Click the “chat” button below for chat support from the developer who created it, or find similar developers for support.

About the developer

132 Stars 9 Forks Other 704 Commits 19 Opened issues


Fast RPC for browser and Node.js based on TCP, WebSocket, and MDSF

Services available


Need anything else?

Contributors list

Metarhia Logo

Travis CI AppVeyor CI Coverage Status NPM Version NPM Downloads/Month NPM Downloads

JSTP / JavaScript Transfer Protocol

JSTP is an RPC protocol and framework which provides two-way asynchronous data transfer with support of multiple parallel non-blocking interactions that is so transparent that an app may not even distinguish between local async functions and remote procedures.

And, as a nice bonus, there's a blazing fast JSON5 implementation bundled in!

This project is bound by a Code of Conduct.


JSTP works in Node.js and web browsers:

$ npm install --save @metarhia/jstp

Or, alternatively, there is jstp.umd.js UMD bundle.

We also have official client-side implementations for Swift and Java that work effortlessly on iOS and Android 🎉

There is also an interactive CLI provided by this package:

$ npm install -g @metarhia/jstp
$ jstp-cli

Getting Started


'use strict';

const jstp = require('@metarhia/jstp');

// Application is the core high-level abstraction of the framework.
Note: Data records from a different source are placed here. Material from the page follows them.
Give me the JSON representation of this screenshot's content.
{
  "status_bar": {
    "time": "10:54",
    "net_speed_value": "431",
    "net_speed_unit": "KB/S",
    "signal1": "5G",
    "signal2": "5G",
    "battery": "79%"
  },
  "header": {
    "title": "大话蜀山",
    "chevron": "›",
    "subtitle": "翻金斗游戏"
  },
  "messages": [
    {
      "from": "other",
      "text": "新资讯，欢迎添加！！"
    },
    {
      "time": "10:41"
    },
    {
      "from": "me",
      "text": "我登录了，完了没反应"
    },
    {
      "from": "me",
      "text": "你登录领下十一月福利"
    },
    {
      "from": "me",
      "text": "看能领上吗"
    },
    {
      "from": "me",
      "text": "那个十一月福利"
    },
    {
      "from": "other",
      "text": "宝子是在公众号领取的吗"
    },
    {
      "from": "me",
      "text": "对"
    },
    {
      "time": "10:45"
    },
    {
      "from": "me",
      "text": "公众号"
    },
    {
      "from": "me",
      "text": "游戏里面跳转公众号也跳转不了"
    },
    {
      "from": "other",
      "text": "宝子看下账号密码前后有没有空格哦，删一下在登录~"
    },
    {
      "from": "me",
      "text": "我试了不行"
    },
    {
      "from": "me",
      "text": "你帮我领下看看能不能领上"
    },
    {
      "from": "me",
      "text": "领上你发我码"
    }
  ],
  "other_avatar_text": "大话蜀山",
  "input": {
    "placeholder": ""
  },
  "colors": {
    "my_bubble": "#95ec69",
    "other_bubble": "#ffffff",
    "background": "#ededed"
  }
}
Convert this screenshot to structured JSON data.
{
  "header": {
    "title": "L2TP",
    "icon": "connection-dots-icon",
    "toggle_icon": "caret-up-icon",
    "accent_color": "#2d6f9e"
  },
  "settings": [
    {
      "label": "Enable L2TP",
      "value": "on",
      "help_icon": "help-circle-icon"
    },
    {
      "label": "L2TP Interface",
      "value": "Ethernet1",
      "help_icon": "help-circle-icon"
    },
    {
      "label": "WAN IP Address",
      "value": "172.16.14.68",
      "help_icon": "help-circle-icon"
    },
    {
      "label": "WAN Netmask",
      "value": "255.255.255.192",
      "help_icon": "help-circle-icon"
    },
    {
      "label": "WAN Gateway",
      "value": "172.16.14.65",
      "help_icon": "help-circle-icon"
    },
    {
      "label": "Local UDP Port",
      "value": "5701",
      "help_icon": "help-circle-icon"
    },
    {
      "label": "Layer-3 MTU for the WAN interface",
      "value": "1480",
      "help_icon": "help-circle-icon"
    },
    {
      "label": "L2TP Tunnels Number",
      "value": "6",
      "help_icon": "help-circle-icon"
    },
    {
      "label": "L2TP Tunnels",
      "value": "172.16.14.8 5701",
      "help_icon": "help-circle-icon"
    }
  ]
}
An app // consists of a number of interfaces, and each interface has its methods. const app = new jstp.Application('testApp', { someService: { sayHi(connection, name, callback) { callback(null, Hi, ${name}!); }, }, });
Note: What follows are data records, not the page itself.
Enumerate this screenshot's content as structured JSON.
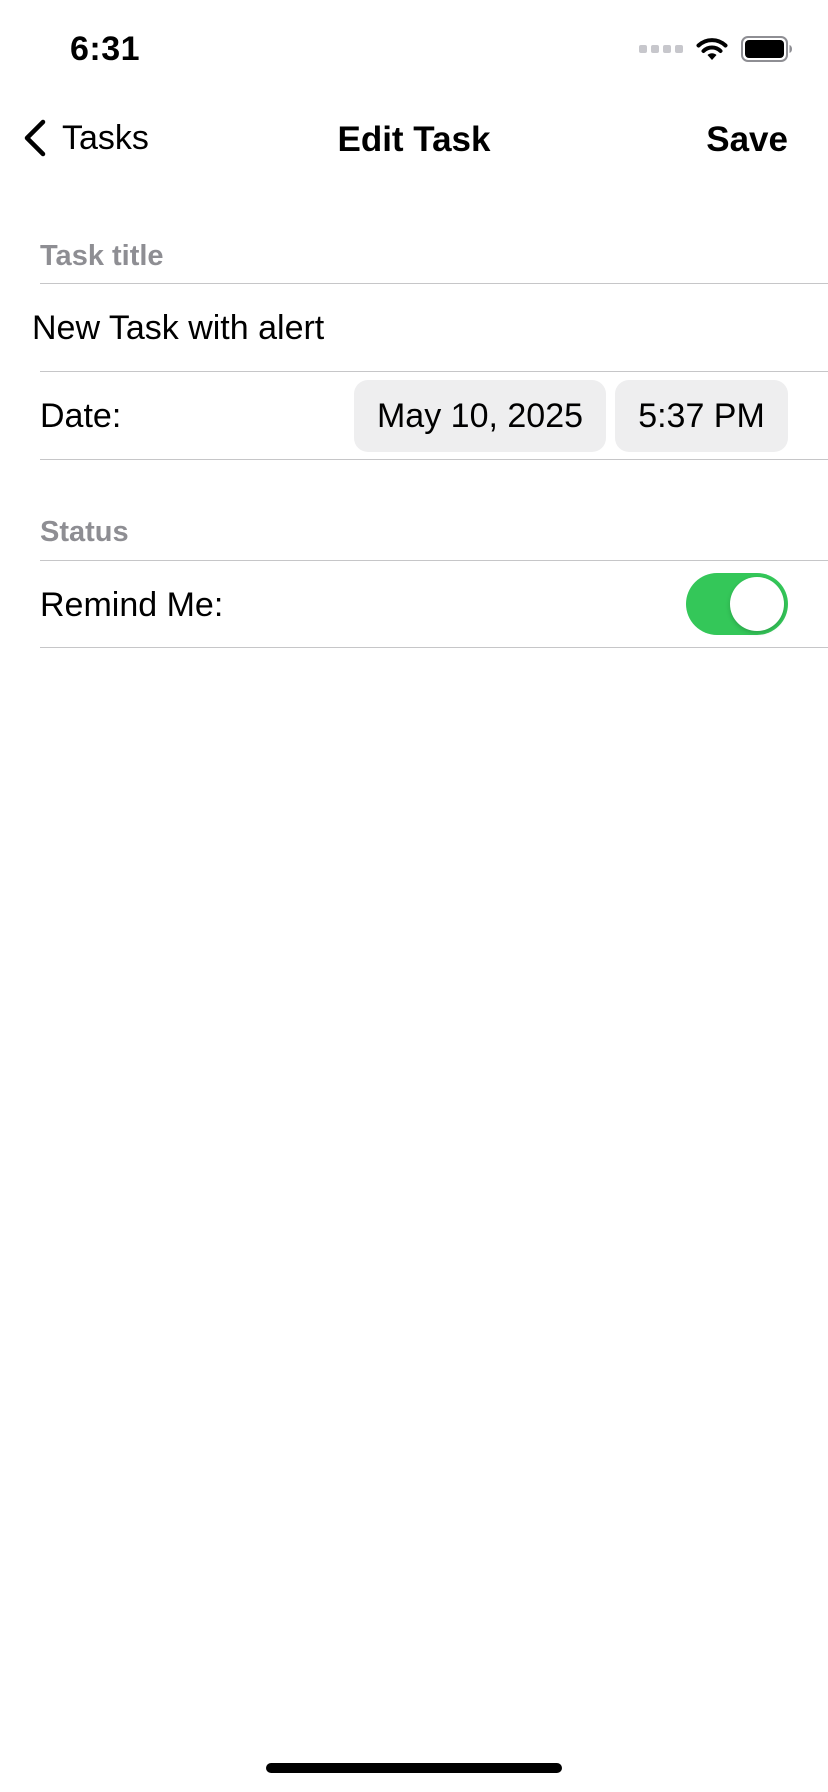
{
  "status_bar": {
    "time": "6:31",
    "icons": [
      "cellular-signal-icon",
      "wifi-icon",
      "battery-icon"
    ]
  },
  "nav": {
    "back_label": "Tasks",
    "title": "Edit Task",
    "save_label": "Save",
    "back_icon": "chevron-left-icon"
  },
  "form": {
    "task_title_header": "Task title",
    "task_title_value": "New Task with alert",
    "date_label": "Date:",
    "date_value": "May 10, 2025",
    "time_value": "5:37 PM",
    "status_header": "Status",
    "remind_label": "Remind Me:",
    "remind_on": true
  },
  "colors": {
    "toggle_on": "#34c759",
    "section_header": "#8e8e93",
    "pill_background": "#eeeeef",
    "divider": "#c6c6c8"
  }
}
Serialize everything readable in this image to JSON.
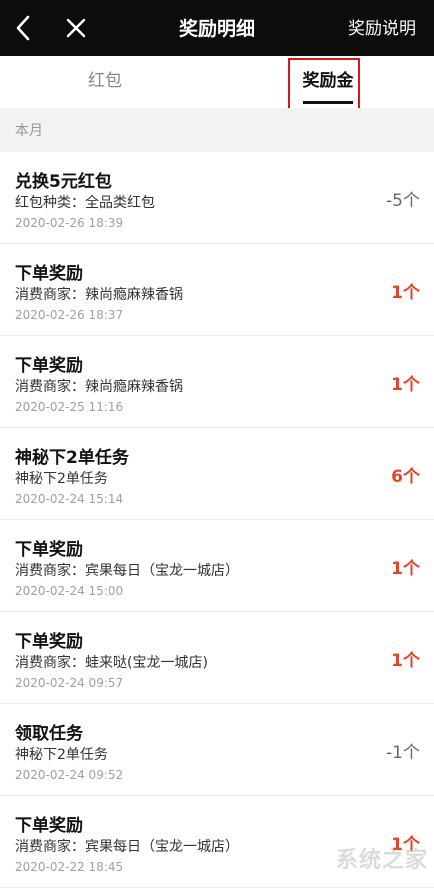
{
  "colors": {
    "navbar_bg": "#0d0d0d",
    "accent_red": "#e0452a",
    "highlight_box": "#d9161b"
  },
  "navbar": {
    "back_icon": "chevron-left-icon",
    "close_icon": "close-icon",
    "title": "奖励明细",
    "right_label": "奖励说明"
  },
  "tabs": [
    {
      "label": "红包",
      "active": false
    },
    {
      "label": "奖励金",
      "active": true
    }
  ],
  "section": {
    "label": "本月"
  },
  "records": [
    {
      "title": "兑换5元红包",
      "subtitle": "红包种类：全品类红包",
      "time": "2020-02-26 18:39",
      "amount": "-5个",
      "kind": "negative"
    },
    {
      "title": "下单奖励",
      "subtitle": "消费商家：辣尚瘾麻辣香锅",
      "time": "2020-02-26 18:37",
      "amount": "1个",
      "kind": "positive"
    },
    {
      "title": "下单奖励",
      "subtitle": "消费商家：辣尚瘾麻辣香锅",
      "time": "2020-02-25 11:16",
      "amount": "1个",
      "kind": "positive"
    },
    {
      "title": "神秘下2单任务",
      "subtitle": "神秘下2单任务",
      "time": "2020-02-24 15:14",
      "amount": "6个",
      "kind": "positive"
    },
    {
      "title": "下单奖励",
      "subtitle": "消费商家：宾果每日（宝龙一城店）",
      "time": "2020-02-24 15:00",
      "amount": "1个",
      "kind": "positive"
    },
    {
      "title": "下单奖励",
      "subtitle": "消费商家：蛙来哒(宝龙一城店)",
      "time": "2020-02-24 09:57",
      "amount": "1个",
      "kind": "positive"
    },
    {
      "title": "领取任务",
      "subtitle": "神秘下2单任务",
      "time": "2020-02-24 09:52",
      "amount": "-1个",
      "kind": "negative"
    },
    {
      "title": "下单奖励",
      "subtitle": "消费商家：宾果每日（宝龙一城店）",
      "time": "2020-02-22 18:45",
      "amount": "1个",
      "kind": "positive"
    }
  ],
  "watermark": "系统之家"
}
// Let's create a TCP server for this app. Other available transports are // WebSocket and Unix domain sockets. One might notice that an array of // applications is passed the createServer(). That's because it can serve // any number of applications. const server =[app]); server.listen(3000, () => { console.log('TCP server listening on port 3000 🚀'); });


'use strict';

const jstp = require('@metarhia/jstp');

// Create a TCP connection to server and connect to the testApp application. // Clients can have applications too for full-duplex RPC, // but we don't need that in this example. Client is null in this example, // this implies that username and password are both null // here — that is, the protocol-level authentication is not leveraged in this // example. The next argument is an array of interfaces to inspect and build // remote proxy objects for. Remaining arguments are for // net.connect (host and port) and last argument is a callback // to be called on successful connection or error. 'testApp', null, ['someService'], 3000, 'localhost', handleConnect );

function handleConnect(error, connection, app) { if (error) { console.error(Could not connect to the server: ${error}); return; }

// The app object contains remote proxy objects for each interface that has // been requested which allow to use remote APIs as regular async functions. // Remote proxies are also EventEmitters: they can be used to .emit() // events to another side of a connection and listen to them using .on(). app.someService.sayHi('JSTP', (error, message) => { if (error) { console.error(Oops, something went wrong: ${error}); return; } console.log(Server said "${message}" 😲); }); }

Project Maintainers

Kudos to @tshemsedinov for the initial idea and proof-of-concept implementation. Current project team is:

We use cookies. If you continue to browse the site, you agree to the use of cookies. For more information on our use of cookies please see our Privacy Policy.